> DATA RECORDS:
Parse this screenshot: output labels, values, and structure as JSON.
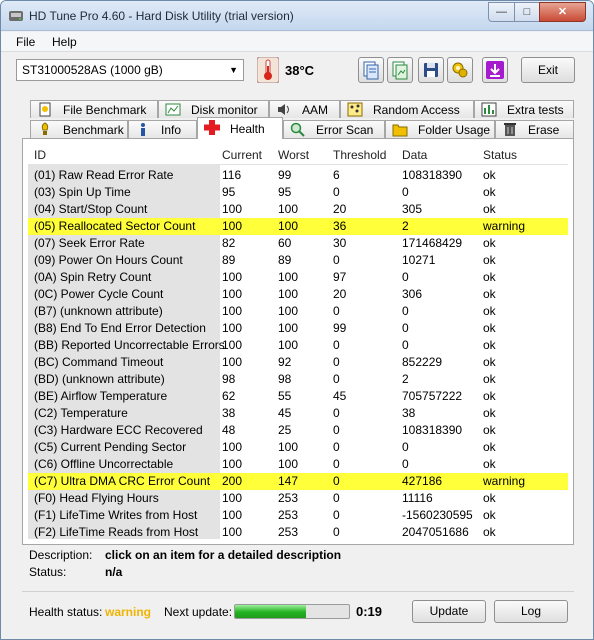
{
  "window": {
    "title": "HD Tune Pro 4.60 - Hard Disk Utility (trial version)",
    "minimize": "—",
    "maximize": "□",
    "close": "✕"
  },
  "menu": [
    "File",
    "Help"
  ],
  "toolbar": {
    "drive": "ST31000528AS (1000 gB)",
    "temperature": "38°C",
    "exit": "Exit",
    "icons": [
      "copy-info-icon",
      "copy-screenshot-icon",
      "save-icon",
      "options-icon",
      "download-icon"
    ]
  },
  "tabs": {
    "row1": [
      {
        "label": "File Benchmark",
        "icon": "file-benchmark-icon"
      },
      {
        "label": "Disk monitor",
        "icon": "disk-monitor-icon"
      },
      {
        "label": "AAM",
        "icon": "speaker-icon"
      },
      {
        "label": "Random Access",
        "icon": "random-access-icon"
      },
      {
        "label": "Extra tests",
        "icon": "extra-tests-icon"
      }
    ],
    "row2": [
      {
        "label": "Benchmark",
        "icon": "benchmark-icon"
      },
      {
        "label": "Info",
        "icon": "info-icon"
      },
      {
        "label": "Health",
        "icon": "health-cross-icon",
        "active": true
      },
      {
        "label": "Error Scan",
        "icon": "error-scan-icon"
      },
      {
        "label": "Folder Usage",
        "icon": "folder-icon"
      },
      {
        "label": "Erase",
        "icon": "trash-icon"
      }
    ]
  },
  "health_table": {
    "columns": [
      "ID",
      "Current",
      "Worst",
      "Threshold",
      "Data",
      "Status"
    ],
    "rows": [
      {
        "id": "(01) Raw Read Error Rate",
        "current": "116",
        "worst": "99",
        "threshold": "6",
        "data": "108318390",
        "status": "ok"
      },
      {
        "id": "(03) Spin Up Time",
        "current": "95",
        "worst": "95",
        "threshold": "0",
        "data": "0",
        "status": "ok"
      },
      {
        "id": "(04) Start/Stop Count",
        "current": "100",
        "worst": "100",
        "threshold": "20",
        "data": "305",
        "status": "ok"
      },
      {
        "id": "(05) Reallocated Sector Count",
        "current": "100",
        "worst": "100",
        "threshold": "36",
        "data": "2",
        "status": "warning"
      },
      {
        "id": "(07) Seek Error Rate",
        "current": "82",
        "worst": "60",
        "threshold": "30",
        "data": "171468429",
        "status": "ok"
      },
      {
        "id": "(09) Power On Hours Count",
        "current": "89",
        "worst": "89",
        "threshold": "0",
        "data": "10271",
        "status": "ok"
      },
      {
        "id": "(0A) Spin Retry Count",
        "current": "100",
        "worst": "100",
        "threshold": "97",
        "data": "0",
        "status": "ok"
      },
      {
        "id": "(0C) Power Cycle Count",
        "current": "100",
        "worst": "100",
        "threshold": "20",
        "data": "306",
        "status": "ok"
      },
      {
        "id": "(B7) (unknown attribute)",
        "current": "100",
        "worst": "100",
        "threshold": "0",
        "data": "0",
        "status": "ok"
      },
      {
        "id": "(B8) End To End Error Detection",
        "current": "100",
        "worst": "100",
        "threshold": "99",
        "data": "0",
        "status": "ok"
      },
      {
        "id": "(BB) Reported Uncorrectable Errors",
        "current": "100",
        "worst": "100",
        "threshold": "0",
        "data": "0",
        "status": "ok"
      },
      {
        "id": "(BC) Command Timeout",
        "current": "100",
        "worst": "92",
        "threshold": "0",
        "data": "852229",
        "status": "ok"
      },
      {
        "id": "(BD) (unknown attribute)",
        "current": "98",
        "worst": "98",
        "threshold": "0",
        "data": "2",
        "status": "ok"
      },
      {
        "id": "(BE) Airflow Temperature",
        "current": "62",
        "worst": "55",
        "threshold": "45",
        "data": "705757222",
        "status": "ok"
      },
      {
        "id": "(C2) Temperature",
        "current": "38",
        "worst": "45",
        "threshold": "0",
        "data": "38",
        "status": "ok"
      },
      {
        "id": "(C3) Hardware ECC Recovered",
        "current": "48",
        "worst": "25",
        "threshold": "0",
        "data": "108318390",
        "status": "ok"
      },
      {
        "id": "(C5) Current Pending Sector",
        "current": "100",
        "worst": "100",
        "threshold": "0",
        "data": "0",
        "status": "ok"
      },
      {
        "id": "(C6) Offline Uncorrectable",
        "current": "100",
        "worst": "100",
        "threshold": "0",
        "data": "0",
        "status": "ok"
      },
      {
        "id": "(C7) Ultra DMA CRC Error Count",
        "current": "200",
        "worst": "147",
        "threshold": "0",
        "data": "427186",
        "status": "warning"
      },
      {
        "id": "(F0) Head Flying Hours",
        "current": "100",
        "worst": "253",
        "threshold": "0",
        "data": "11116",
        "status": "ok"
      },
      {
        "id": "(F1) LifeTime Writes from Host",
        "current": "100",
        "worst": "253",
        "threshold": "0",
        "data": "-1560230595",
        "status": "ok"
      },
      {
        "id": "(F2) LifeTime Reads from Host",
        "current": "100",
        "worst": "253",
        "threshold": "0",
        "data": "2047051686",
        "status": "ok"
      }
    ]
  },
  "description": {
    "label": "Description:",
    "value": "click on an item for a detailed description",
    "status_label": "Status:",
    "status_value": "n/a"
  },
  "footer": {
    "health_status_label": "Health status:",
    "health_status_value": "warning",
    "next_update_label": "Next update:",
    "next_update_value": "0:19",
    "progress_fraction": 0.62,
    "update_button": "Update",
    "log_button": "Log"
  },
  "colors": {
    "warning_row": "#ffff3a",
    "warning_text": "#f0b400",
    "progress": "#22b21f"
  }
}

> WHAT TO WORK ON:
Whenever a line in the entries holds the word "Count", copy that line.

> SOLUTION TO THIS TASK:
        "id": "(04) Start/Stop Count",
        "id": "(05) Reallocated Sector Count",
        "id": "(09) Power On Hours Count",
        "id": "(0A) Spin Retry Count",
        "id": "(0C) Power Cycle Count",
        "id": "(C7) Ultra DMA CRC Error Count",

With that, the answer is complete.